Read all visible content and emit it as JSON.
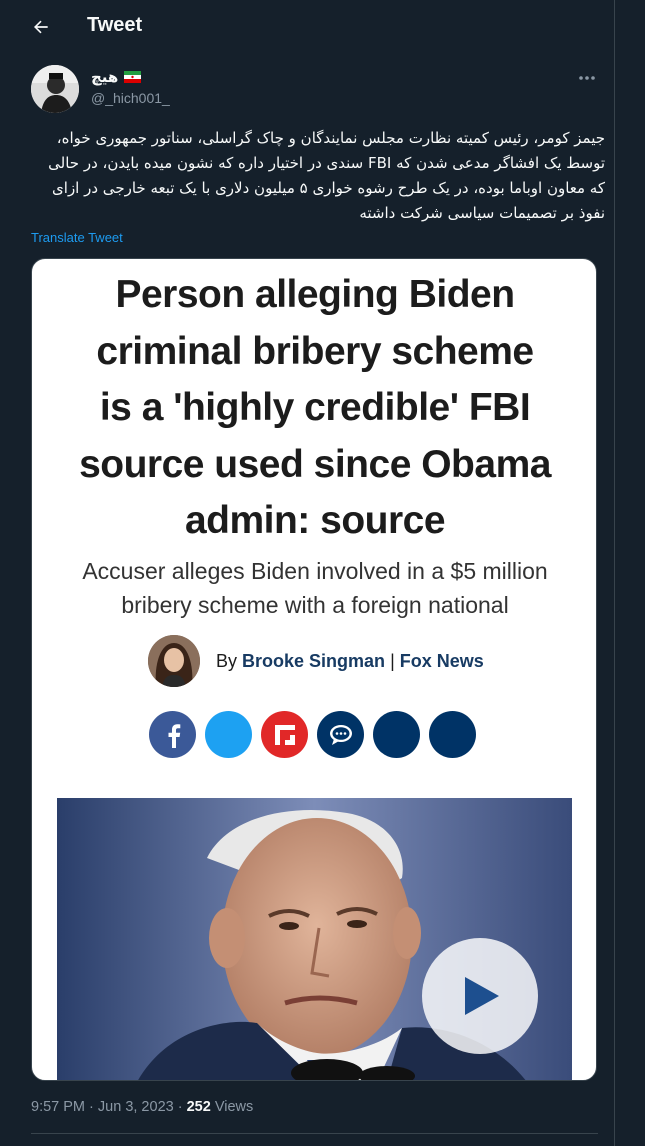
{
  "header": {
    "title": "Tweet"
  },
  "author": {
    "display_name": "هیچ",
    "handle": "@_hich001_"
  },
  "tweet": {
    "text": "جیمز کومر، رئیس کمیته نظارت مجلس نمایندگان و چاک گراسلی، سناتور جمهوری خواه، توسط یک افشاگر مدعی شدن که FBI سندی در اختیار داره که نشون میده بایدن، در حالی که معاون اوباما بوده، در یک طرح رشوه خواری ۵ میلیون دلاری با یک تبعه خارجی در ازای نفوذ بر تصمیمات سیاسی شرکت داشته",
    "translate_label": "Translate Tweet"
  },
  "media": {
    "headline_lines": [
      "Person alleging Biden",
      "criminal bribery scheme",
      "is a 'highly credible' FBI",
      "source used since Obama",
      "admin: source"
    ],
    "subhead_lines": [
      "Accuser alleges Biden involved in a $5 million",
      "bribery scheme with a foreign national"
    ],
    "byline_prefix": "By",
    "byline_author": "Brooke Singman",
    "byline_separator": "|",
    "byline_outlet": "Fox News",
    "share_icons": [
      {
        "icon": "facebook-icon",
        "color": "#3b5998"
      },
      {
        "icon": "twitter-icon",
        "color": "#1da1f2"
      },
      {
        "icon": "flipboard-icon",
        "color": "#e12828"
      },
      {
        "icon": "comment-icon",
        "color": "#003366"
      },
      {
        "icon": "email-icon",
        "color": "#003366"
      },
      {
        "icon": "print-icon",
        "color": "#003366"
      }
    ]
  },
  "meta": {
    "time": "9:57 PM",
    "sep1": "·",
    "date": "Jun 3, 2023",
    "sep2": "·",
    "views_count": "252",
    "views_label": "Views"
  },
  "colors": {
    "background": "#15202b",
    "accent": "#1d9bf0",
    "muted": "#8b98a5"
  }
}
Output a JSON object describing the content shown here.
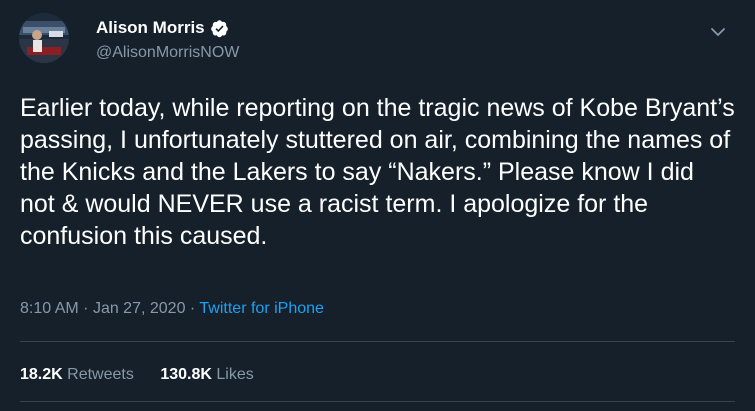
{
  "author": {
    "display_name": "Alison Morris",
    "handle": "@AlisonMorrisNOW",
    "verified": true
  },
  "tweet": {
    "text": "Earlier today, while reporting on the tragic news of Kobe Bryant’s passing, I unfortunately stuttered on air, combining the names of the Knicks and the Lakers to say “Nakers.” Please know I did not & would NEVER use a racist term. I apologize for the confusion this caused.",
    "time": "8:10 AM",
    "separator": "·",
    "date": "Jan 27, 2020",
    "source": "Twitter for iPhone"
  },
  "stats": {
    "retweets_count": "18.2K",
    "retweets_label": "Retweets",
    "likes_count": "130.8K",
    "likes_label": "Likes"
  },
  "colors": {
    "background": "#15202b",
    "text": "#ffffff",
    "muted": "#8899a6",
    "accent": "#1da1f2",
    "divider": "#38444d"
  },
  "icons": {
    "verified": "verified-badge-icon",
    "more": "chevron-down-icon"
  }
}
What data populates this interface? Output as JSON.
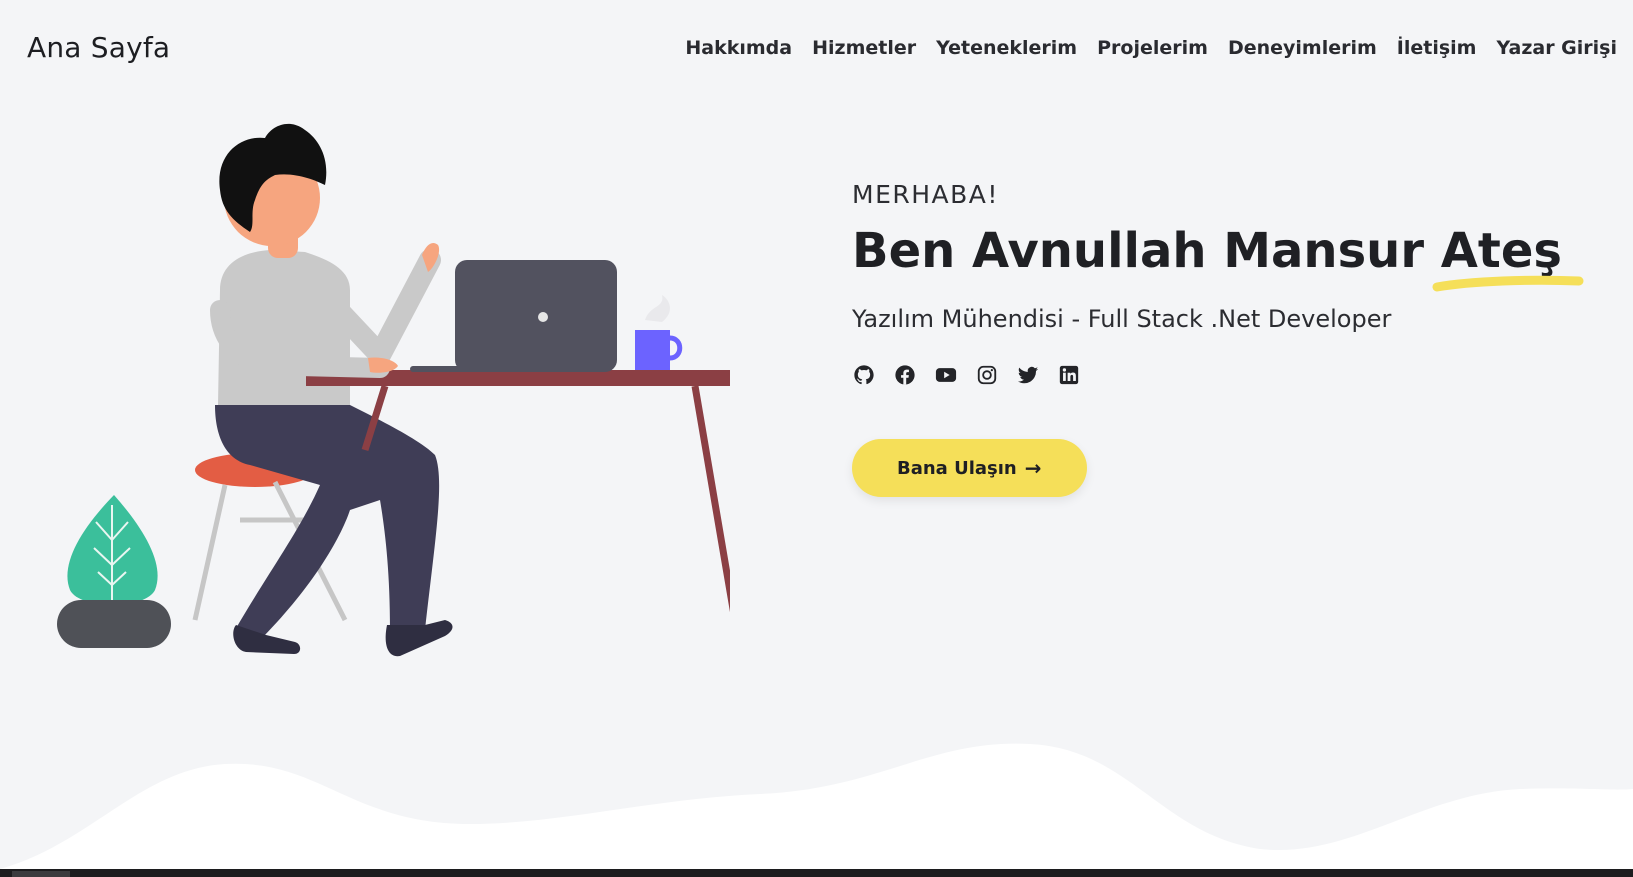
{
  "navbar": {
    "brand": "Ana Sayfa",
    "links": [
      "Hakkımda",
      "Hizmetler",
      "Yeteneklerim",
      "Projelerim",
      "Deneyimlerim",
      "İletişim",
      "Yazar Girişi"
    ]
  },
  "hero": {
    "greeting": "MERHABA!",
    "title_main": "Ben Avnullah Mansur ",
    "title_highlight": "Ateş",
    "subtitle": "Yazılım Mühendisi - Full Stack .Net Developer",
    "socials": [
      "github-icon",
      "facebook-icon",
      "youtube-icon",
      "instagram-icon",
      "twitter-icon",
      "linkedin-icon"
    ],
    "cta_label": "Bana Ulaşın",
    "cta_arrow": "→"
  },
  "colors": {
    "background": "#f4f5f7",
    "accent_yellow": "#f5df59",
    "text_dark": "#1f2024",
    "desk": "#8b3f44",
    "laptop": "#52525f",
    "mug": "#6c63ff",
    "leaf": "#3bbf9b"
  }
}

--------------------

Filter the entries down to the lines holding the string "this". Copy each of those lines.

    "text": "Earlier today, while reporting on the tragic news of Kobe Bryant’s passing, I unfortunately stuttered on air, combining the names of the Knicks and the Lakers to say “Nakers.” Please know I did not & would NEVER use a racist term. I apologize for the confusion this caused.",
What data populates this interface? Output as JSON.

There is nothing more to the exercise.